In the chapter "Inventors, Entrepreneurs, and Engineers," Cowan seeks to simplify the task of describing the contributions of the thousands of people involved in creating industrialized society by placing them in one of three social roles p. Cowan describes the first engineering professional organization, the Franklin Institute: " The third part of the book is current and most interesting.
All of these systems had their origins in previous centuries and none of them are solely American p. The concept of technoscience introduces the blurred line between technology and science.

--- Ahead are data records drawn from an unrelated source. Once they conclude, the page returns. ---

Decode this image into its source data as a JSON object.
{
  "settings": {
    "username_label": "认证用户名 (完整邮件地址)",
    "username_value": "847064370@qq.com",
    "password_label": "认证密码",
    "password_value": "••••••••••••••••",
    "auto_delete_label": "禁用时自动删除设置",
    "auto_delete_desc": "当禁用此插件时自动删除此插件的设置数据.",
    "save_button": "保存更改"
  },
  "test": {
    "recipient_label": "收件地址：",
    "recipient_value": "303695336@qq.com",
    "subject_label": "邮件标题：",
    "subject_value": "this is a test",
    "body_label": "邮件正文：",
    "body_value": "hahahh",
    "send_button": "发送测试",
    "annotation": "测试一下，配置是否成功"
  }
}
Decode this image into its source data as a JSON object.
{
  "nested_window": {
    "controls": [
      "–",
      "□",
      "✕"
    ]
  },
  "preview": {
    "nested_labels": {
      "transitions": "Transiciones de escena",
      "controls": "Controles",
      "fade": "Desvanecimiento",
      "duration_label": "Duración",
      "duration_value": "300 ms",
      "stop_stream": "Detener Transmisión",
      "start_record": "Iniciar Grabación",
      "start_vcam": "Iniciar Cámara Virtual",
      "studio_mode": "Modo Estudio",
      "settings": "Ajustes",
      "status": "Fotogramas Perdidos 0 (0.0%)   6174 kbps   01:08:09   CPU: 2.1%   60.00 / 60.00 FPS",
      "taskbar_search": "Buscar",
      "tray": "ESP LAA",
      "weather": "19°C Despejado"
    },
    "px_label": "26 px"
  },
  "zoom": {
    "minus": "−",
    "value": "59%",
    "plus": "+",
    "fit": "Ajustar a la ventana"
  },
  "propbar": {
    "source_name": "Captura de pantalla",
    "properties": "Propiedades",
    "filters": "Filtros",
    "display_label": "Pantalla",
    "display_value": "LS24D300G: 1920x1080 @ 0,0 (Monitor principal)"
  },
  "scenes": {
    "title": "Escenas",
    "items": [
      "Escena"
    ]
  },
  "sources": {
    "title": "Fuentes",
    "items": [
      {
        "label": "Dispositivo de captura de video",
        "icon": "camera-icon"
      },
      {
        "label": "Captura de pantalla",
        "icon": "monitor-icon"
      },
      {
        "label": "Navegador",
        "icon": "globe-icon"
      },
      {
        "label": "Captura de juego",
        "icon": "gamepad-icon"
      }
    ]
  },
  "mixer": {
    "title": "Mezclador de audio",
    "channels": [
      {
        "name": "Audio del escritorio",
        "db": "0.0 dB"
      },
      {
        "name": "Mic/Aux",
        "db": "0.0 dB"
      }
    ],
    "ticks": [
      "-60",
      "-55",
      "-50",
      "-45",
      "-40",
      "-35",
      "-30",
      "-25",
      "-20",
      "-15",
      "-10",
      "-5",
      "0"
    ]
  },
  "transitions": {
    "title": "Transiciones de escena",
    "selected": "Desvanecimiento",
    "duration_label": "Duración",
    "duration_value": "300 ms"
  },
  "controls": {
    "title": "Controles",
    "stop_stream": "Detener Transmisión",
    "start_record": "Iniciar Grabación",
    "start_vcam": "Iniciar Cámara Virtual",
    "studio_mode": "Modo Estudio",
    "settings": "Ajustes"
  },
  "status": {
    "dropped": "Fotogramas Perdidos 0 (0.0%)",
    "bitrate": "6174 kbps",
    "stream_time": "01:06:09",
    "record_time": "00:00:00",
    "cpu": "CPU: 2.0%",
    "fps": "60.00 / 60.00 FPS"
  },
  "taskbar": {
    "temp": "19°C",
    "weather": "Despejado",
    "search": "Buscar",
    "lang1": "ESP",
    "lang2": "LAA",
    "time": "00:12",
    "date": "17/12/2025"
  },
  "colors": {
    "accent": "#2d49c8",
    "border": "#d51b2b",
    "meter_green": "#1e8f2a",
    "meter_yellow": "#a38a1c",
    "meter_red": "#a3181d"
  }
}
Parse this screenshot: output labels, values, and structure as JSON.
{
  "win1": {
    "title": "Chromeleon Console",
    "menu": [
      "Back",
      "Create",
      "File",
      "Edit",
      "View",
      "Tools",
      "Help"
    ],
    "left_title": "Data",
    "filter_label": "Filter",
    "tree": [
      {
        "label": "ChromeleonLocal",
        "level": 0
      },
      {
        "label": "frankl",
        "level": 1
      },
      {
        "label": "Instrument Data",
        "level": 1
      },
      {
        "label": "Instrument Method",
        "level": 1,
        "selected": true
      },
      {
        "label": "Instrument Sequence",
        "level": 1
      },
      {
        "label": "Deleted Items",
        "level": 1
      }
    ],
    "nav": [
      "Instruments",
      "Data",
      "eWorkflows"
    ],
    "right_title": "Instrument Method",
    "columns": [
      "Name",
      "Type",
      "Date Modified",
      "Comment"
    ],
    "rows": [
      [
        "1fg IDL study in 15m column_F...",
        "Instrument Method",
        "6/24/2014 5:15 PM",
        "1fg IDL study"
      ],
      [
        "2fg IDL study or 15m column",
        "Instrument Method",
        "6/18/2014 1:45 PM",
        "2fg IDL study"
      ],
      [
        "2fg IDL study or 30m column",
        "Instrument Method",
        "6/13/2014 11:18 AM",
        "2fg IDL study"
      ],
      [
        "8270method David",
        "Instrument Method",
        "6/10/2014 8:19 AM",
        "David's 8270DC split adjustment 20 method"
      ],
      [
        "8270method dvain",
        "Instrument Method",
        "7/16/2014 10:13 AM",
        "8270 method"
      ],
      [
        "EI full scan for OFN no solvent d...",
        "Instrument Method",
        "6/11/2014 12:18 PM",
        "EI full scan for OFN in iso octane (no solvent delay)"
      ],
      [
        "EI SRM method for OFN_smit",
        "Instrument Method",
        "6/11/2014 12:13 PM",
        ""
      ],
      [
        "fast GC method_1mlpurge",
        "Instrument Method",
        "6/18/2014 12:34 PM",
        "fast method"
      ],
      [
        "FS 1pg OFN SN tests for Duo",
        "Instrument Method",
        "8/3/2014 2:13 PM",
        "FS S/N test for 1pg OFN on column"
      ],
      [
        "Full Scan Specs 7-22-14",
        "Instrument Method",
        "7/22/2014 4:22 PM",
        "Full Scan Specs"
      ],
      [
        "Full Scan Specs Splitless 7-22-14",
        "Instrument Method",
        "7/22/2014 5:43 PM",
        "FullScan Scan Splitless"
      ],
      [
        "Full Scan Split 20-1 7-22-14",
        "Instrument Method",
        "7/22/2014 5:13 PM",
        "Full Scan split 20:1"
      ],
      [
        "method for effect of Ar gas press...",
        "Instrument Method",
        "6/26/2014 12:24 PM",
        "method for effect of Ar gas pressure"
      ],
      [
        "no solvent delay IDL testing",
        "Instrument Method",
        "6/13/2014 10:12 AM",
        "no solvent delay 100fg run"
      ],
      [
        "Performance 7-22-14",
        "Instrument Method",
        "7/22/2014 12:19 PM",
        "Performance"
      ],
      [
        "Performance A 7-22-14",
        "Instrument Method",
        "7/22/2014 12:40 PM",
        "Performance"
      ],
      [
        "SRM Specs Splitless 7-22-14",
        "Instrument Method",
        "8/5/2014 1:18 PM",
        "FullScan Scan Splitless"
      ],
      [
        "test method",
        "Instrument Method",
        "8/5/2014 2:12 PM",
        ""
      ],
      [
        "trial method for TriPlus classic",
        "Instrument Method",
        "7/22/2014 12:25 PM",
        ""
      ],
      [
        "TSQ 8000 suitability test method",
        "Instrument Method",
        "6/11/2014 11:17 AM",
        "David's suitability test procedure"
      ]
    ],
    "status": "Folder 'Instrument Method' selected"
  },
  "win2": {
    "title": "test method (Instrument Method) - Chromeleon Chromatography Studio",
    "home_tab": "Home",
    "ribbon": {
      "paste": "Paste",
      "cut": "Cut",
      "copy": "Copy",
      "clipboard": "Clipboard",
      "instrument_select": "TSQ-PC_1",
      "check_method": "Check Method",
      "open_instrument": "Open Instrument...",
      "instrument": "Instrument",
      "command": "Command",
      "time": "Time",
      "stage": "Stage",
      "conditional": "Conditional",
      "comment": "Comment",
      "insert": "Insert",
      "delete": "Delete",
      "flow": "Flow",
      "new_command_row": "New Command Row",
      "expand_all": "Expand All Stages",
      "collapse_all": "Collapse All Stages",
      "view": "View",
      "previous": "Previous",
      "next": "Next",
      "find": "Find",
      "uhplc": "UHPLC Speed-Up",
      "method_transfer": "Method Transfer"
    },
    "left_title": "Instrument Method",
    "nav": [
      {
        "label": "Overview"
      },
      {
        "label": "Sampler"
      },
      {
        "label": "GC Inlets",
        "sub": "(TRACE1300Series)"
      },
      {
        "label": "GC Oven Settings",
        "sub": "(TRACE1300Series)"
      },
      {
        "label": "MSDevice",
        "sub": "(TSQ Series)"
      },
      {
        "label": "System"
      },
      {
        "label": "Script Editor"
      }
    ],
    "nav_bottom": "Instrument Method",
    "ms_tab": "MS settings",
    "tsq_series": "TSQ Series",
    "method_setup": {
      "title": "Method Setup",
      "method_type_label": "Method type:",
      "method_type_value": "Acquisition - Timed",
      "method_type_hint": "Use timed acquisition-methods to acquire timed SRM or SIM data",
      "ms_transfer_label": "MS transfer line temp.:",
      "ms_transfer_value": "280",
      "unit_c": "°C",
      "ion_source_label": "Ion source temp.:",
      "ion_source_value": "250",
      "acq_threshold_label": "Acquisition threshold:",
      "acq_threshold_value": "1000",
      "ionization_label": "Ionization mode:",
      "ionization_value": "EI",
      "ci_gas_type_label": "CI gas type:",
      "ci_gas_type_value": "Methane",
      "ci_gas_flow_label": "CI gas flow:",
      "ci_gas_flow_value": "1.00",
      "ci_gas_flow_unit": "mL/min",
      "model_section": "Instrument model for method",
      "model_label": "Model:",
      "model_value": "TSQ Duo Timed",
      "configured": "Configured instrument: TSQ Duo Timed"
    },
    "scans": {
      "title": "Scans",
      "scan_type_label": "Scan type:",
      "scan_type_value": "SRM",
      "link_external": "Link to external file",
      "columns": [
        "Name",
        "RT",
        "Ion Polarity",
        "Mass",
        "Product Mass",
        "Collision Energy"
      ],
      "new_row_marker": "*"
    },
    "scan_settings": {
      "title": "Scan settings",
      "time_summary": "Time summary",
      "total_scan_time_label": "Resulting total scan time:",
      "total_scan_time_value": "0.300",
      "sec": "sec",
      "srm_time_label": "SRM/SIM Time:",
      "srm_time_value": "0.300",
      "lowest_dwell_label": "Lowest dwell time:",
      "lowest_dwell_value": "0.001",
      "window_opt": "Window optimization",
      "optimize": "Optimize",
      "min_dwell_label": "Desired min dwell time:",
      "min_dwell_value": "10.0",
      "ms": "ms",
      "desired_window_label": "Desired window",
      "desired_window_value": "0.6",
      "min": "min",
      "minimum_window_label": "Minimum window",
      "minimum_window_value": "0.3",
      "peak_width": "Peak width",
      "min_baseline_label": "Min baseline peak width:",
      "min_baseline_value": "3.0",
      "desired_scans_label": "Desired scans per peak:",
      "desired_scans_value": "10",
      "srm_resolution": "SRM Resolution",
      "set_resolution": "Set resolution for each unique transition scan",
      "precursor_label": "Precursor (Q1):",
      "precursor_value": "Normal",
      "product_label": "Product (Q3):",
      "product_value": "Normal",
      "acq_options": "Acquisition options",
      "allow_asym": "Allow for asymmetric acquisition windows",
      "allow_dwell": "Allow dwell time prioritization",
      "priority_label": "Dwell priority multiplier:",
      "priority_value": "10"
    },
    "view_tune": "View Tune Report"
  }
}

Of the resulting power, Cowan gets right to the good or bad "ultimate questions that a history of technology must ask p. Concerning automobiles, "There doesn't seem to be any way out of this impasse; it is not unique to the twentieth century. The main point is not new or surprising. But it is made clearly and forcefully in general and specifically in the chapters that follow. As members of the species homo faber, we are all, for good or ill, enmeshed in tehnological systems from which we cannot escape-and about which we need to be informed p.